At first sight, the beginning of the Torah reading of Naso (Numbers 4:21-7:89) seems to concern something which was only relevant in the ancient past. It describes the tasks of the Levites during the period of traveling in the desert. Before each journey the Sanctuary would be dismantled by the Levites and then they would transport its various sections: the curtains, beams of cedar wood, and so on, until they reached the next stopping place. Then they would again set up the Sanctuary, while the rest of the Jewish people pitched their camp around it.

It is interesting to think that for thousands of years we have been reading again and again the account of this journey in the wilderness. This helps us understand our own task in life.

The Sages tell us that the purpose of creation is that G‑d should be revealed and "dwell" in this physical world. But this idea contains a difficulty.

The idea that G‑d is revealed in a higher, spiritual world, in Heaven, is not difficult. A spiritual realm is by definition transparent to G‑dliness. It shines with G‑d's holy radiance. But the statement that G‑d should be revealed in the physical world in which we live is quite strange. For a start, our world seems to be opaque to G‑dliness. Many people live in the world and do not think about G‑d at all. Unfortunate or tragic things sometimes take place, and a person might wonder: why did G‑d let this happen? All this means that in our world, G‑d is usually hidden.

The purpose of Creation is that instead of being hidden, G‑d should be revealed: here in this physical world, a world not of angels but of human beings, cars, shops and computers.

Now, let us go a step further. In order for G‑d to be revealed in our world, something has to happen first.
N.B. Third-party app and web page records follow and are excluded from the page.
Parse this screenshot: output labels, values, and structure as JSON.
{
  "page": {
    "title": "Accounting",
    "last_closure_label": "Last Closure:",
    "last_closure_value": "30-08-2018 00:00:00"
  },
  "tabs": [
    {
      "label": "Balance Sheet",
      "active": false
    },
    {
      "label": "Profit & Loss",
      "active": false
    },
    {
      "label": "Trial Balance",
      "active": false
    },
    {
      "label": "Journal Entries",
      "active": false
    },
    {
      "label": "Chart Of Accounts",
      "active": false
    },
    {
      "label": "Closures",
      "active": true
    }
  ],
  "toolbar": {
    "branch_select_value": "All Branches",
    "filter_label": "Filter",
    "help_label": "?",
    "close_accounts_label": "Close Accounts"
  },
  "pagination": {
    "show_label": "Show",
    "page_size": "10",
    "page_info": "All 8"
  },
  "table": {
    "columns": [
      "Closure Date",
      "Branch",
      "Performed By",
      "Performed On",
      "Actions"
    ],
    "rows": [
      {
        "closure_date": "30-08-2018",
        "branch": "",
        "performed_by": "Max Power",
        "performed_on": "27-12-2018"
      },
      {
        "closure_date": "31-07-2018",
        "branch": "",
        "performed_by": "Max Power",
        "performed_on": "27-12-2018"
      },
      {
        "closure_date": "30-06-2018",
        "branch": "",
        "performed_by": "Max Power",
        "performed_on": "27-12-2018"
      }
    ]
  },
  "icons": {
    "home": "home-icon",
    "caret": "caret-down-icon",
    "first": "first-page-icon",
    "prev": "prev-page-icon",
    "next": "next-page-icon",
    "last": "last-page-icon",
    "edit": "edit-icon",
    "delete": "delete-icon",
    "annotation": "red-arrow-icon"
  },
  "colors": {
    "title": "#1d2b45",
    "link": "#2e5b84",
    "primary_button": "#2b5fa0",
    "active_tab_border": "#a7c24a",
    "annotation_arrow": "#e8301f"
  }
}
The world has to be changed in some subtle way, so that instead of hiding G‑d it will reveal Him.

Who has to achieve this change in existence? Yes, you have guessed right. We, the Jewish people, have to change the world. We have to prepare it so that it will be a "dwelling" for G‑d.

The Sages tell us that this is the inner story of the Torah, all the way through. The Torah describes how we get into very difficult situations and then, by living through those situations in a Jewish way, we actually have an effect on existence as a whole. This was the meaning in our slavery in Egypt; it is also the significance of the long journey through the desert.

Traveling through the empty desert, and setting up the Sanctuary at every place where we stopped, was a way of preparing the world as a whole to receive the ultimate Sanctuary, the Temple in Jerusalem. Now, thousands of years later, our journey through the world during our long exile, setting up Jewish homes in Israel, Britain, the USA, Australia and Hong Kong and everywhere else where Jews might be, is preparing the world so that not just Jerusalem but the whole world will be filled with the Glory of G‑d.

How do we prepare the world? By keeping the mitzvot, including Torah study and prayer, wherever we might be. This includes a little Spanish village where we may soon be going on holiday! Wherever we are, and every moment, we achieve the transformation of the world so that G‑dliness can be revealed in every aspect of life for everyone, fulfilling the purpose of creation.1